The Armenian and Azerbaijani governments have been "locked in a conflict over Nagorno-Karabakh for decades", said RadioFreeEurope. Armenian-backed separatists "seized the mainly ethnic-Armenian-populated region" from Azerbaijan during a war in the early 1990s.

For decades, Azerbaijani President Ilham Aliyev "united the country around the trauma" of losing the secession war to ethnic Armenians, said the Financial Times. Aliyev "built his personal legitimacy around the battle to retake Karabakh", reported the FT's Polina Ivanova from the capital, Baku.

The two sides fought another war in 2020 (the Second Nagorno-Karabakh War) for six weeks, before a Russian-brokered ceasefire, and then a peace agreement in 2022, when Armenian Prime Minister Nikol Pashinyan accepted some of the Karabakh region as Azerbaijani territory.

But Azerbaijan began to blockade the area in December last year, "effectively cutting ethnic Armenians off from the outside world", said Al Jazeera. In recent years, Aliyev began to refer to Armenia as "western Azerbaijan", and has been calling for the creation of the "Zangezur Corridor", a highway linking Azerbaijan with Nakhichevan, running along Armenia's border with Iran.

What's the latest?

Last month Azerbaijan "dealt a crushing blow to its long-time enemy", said the FT's Ivanova, taking control over the Nagorno-Karabakh enclave in a "blitz offensive". But rather than "heralding a new era of peace", Azerbaijan's rhetoric "has neighbouring Armenia fearful that its ambitions may be bigger, and the conflict not over yet".

Russian, Turkish and Iranian foreign ministers met with their Armenian and Azerbaijani counterparts in Tehran this month, discussing how to avoid further conflict between the two countries.

But Armenia is "the lowest-hanging fruit for Turkey's leader, President Recep Tayyip Erdoğan, who is desperate for a show of power", said Simon Maghakyan for Time. A successful invasion of Armenia "would realise the Armenian Genocide-era goal of connecting Azerbaijan and Turkey continuously".

Russia's Vladimir Putin also "stands to gain from an invasion". Putin has made it clear that "the democratically elected Armenian government must be punished for its pro-Western flings", including the recent move to finalise its International Criminal Court membership. This month, "a top Russian official referred to Armenia as the next Ukraine."

What next?

"The fact Armenia is investing so much of the budget into defence and defence procurement shows how seriously it's taking the threats," a defence analyst with Armenia's Applied Policy Research Institute told Politico. "Over a year, it has virtually doubled."

Aliyev accused France of intending to "inflate a new conflict" by providing weapons to Armenia, said the news site. He also skipped EU-mediated peace talks at the last minute. But French Armed Forces Minister Sébastien Lecornu pointed out that the weapons systems being sold to Armenia "can only be deployed in the event of aggression on Armenian territory".

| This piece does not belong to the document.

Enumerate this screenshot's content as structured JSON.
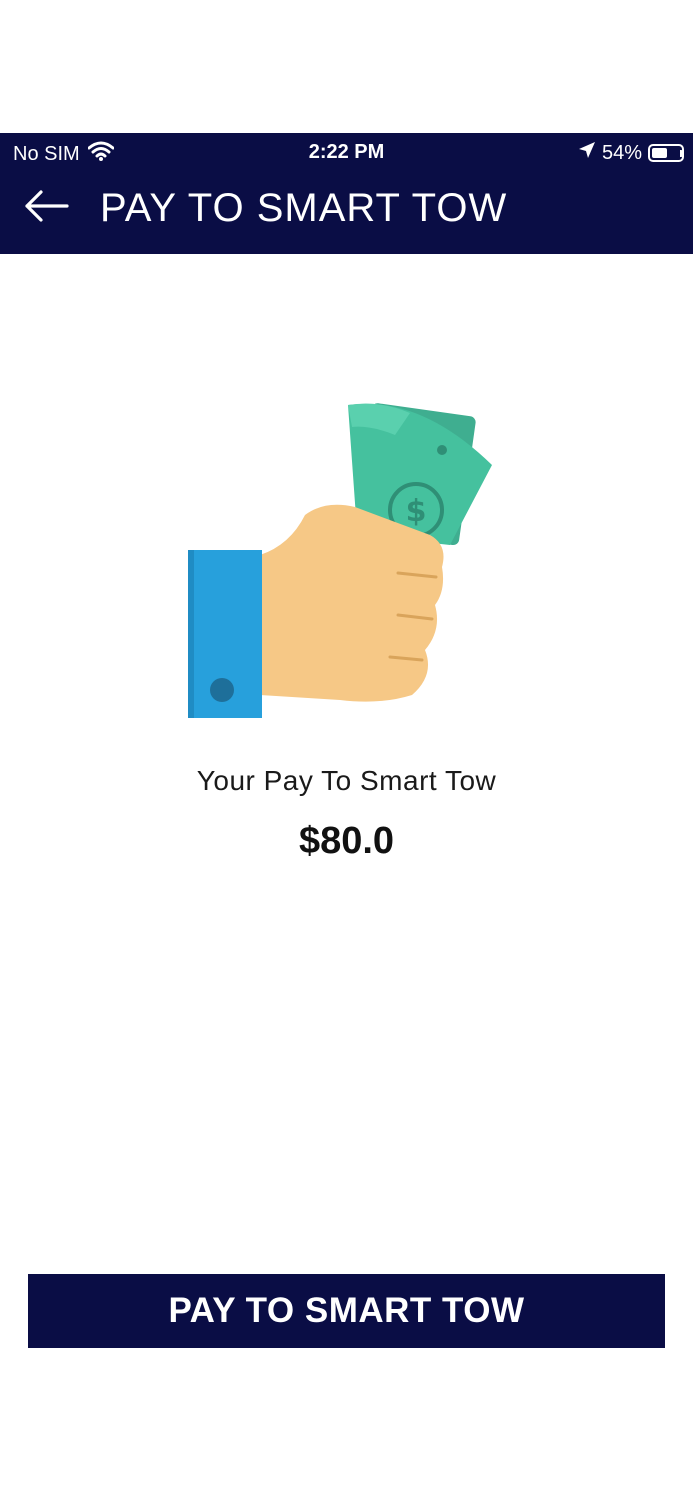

A government adviser insists Azerbaijan has no "military goals on the territory of Armenia", said the FT. With Karabakh returned, he said, "Azerbaijan is complete." However, said the paper, "such promises to respect Armenia's territorial integrity have been made in the past, only to be undermined".

"If there are no further military aims," a Western diplomat asked, "why are we having such difficulties getting the leaders together?… If you're saying you're committed to peace, please sign on the dotted line."